  • Baking time might be a little longer — 40 min instead of 35 min.

30-minute Pizza

Pizza dough ©Janet Allen
Pizza dough

This recipe could just as easily gone in the Dairy recipe section because of all the cheese. Of course, we wouldn't have to have quite so much cheese, but pizza is one of our favorite treats, and we like it with cheese.

I put it in the Grain recipe section because it's common to assemble a pizza by buying lump of pizza dough or as a fully-baked piece of bread, then just adding whatever toppings you want. The different thing about this pizza is that we make the whole thing from scratch with 100% whole wheat flour.

This is called "30-minute" pizza in the original book we found it in (then modified for whole wheat flour), but the "30 minute" part must mean just to make the dough. Cutting up all the toppings takes as long as the kinds and amounts of toppings we want to put on it, but this makes a good family activity.

  • Heat to 120-130°
    • 2 c. water (or start with 1-1/2 cups for a thinner crust)
  • Mix together:
    • 2 c. whole wheat flour
    • 4-1/2 tsp. fast-rising yeast (or 2 packages)
Pizza  ©Janet Allen
The finished pizza
  • Stir together the yeast/flour mixture and the water.
  • Mix together:
    • 2 c. whole wheat flour
    • 1 tsp. salt
  • Add to other flour mixture:
    • 2 c. flour (or less)
  • Knead 5 min., working in flour.
  • Roll into 2 pizzas; put on greased (or cornmealed) pans or baking stones
  • Bake at 475-500° for 6 min.
  • Spread pizza sauce and other toppings, such as green and red peppers, olives, onions, and anything else.
  • Bake an additional 6 min. or until the cheese is browning at the edges. This may be 7 or 8 minutes instead of 6.

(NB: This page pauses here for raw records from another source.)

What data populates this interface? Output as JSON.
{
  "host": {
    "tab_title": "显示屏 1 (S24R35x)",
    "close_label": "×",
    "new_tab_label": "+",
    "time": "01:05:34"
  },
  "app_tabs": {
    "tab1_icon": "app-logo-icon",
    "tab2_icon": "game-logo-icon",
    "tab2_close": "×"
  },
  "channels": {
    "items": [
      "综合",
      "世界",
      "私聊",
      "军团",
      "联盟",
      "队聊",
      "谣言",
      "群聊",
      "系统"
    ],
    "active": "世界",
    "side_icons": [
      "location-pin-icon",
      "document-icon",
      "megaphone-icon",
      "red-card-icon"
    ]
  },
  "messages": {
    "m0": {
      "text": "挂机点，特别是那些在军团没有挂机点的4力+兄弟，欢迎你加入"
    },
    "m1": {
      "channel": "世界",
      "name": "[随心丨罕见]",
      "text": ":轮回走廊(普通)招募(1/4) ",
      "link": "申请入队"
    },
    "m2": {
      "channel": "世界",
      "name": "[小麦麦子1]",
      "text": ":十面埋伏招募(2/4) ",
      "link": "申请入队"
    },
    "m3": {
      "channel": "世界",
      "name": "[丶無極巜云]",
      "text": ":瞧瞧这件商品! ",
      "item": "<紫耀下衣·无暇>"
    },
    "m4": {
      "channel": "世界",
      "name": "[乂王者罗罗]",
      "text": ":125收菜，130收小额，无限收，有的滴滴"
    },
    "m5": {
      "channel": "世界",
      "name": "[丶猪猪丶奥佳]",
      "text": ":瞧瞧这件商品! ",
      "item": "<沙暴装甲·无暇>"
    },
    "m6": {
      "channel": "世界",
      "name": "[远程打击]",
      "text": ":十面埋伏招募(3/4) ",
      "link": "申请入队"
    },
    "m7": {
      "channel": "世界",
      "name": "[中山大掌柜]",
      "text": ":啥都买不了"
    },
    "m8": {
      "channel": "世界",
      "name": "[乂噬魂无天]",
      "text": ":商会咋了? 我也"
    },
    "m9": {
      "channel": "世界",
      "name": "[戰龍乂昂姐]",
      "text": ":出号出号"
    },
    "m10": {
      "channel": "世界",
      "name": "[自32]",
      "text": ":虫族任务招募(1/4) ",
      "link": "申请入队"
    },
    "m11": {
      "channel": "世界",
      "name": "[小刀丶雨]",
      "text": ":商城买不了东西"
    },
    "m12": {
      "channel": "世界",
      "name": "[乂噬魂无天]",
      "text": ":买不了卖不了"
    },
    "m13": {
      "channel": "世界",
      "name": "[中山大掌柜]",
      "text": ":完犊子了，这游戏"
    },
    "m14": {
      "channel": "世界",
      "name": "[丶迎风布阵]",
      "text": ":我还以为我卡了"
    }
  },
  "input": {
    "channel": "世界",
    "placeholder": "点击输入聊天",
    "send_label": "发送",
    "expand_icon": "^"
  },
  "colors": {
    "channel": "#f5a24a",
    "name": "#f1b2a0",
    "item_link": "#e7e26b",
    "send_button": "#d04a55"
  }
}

We also like to make "Christmas pizza" (because of its green, red, and white colors) by spreading with our pesto, adding sliced tomatoes (especially our dehydrated ones), then adding sweet onion slices and mozzarella.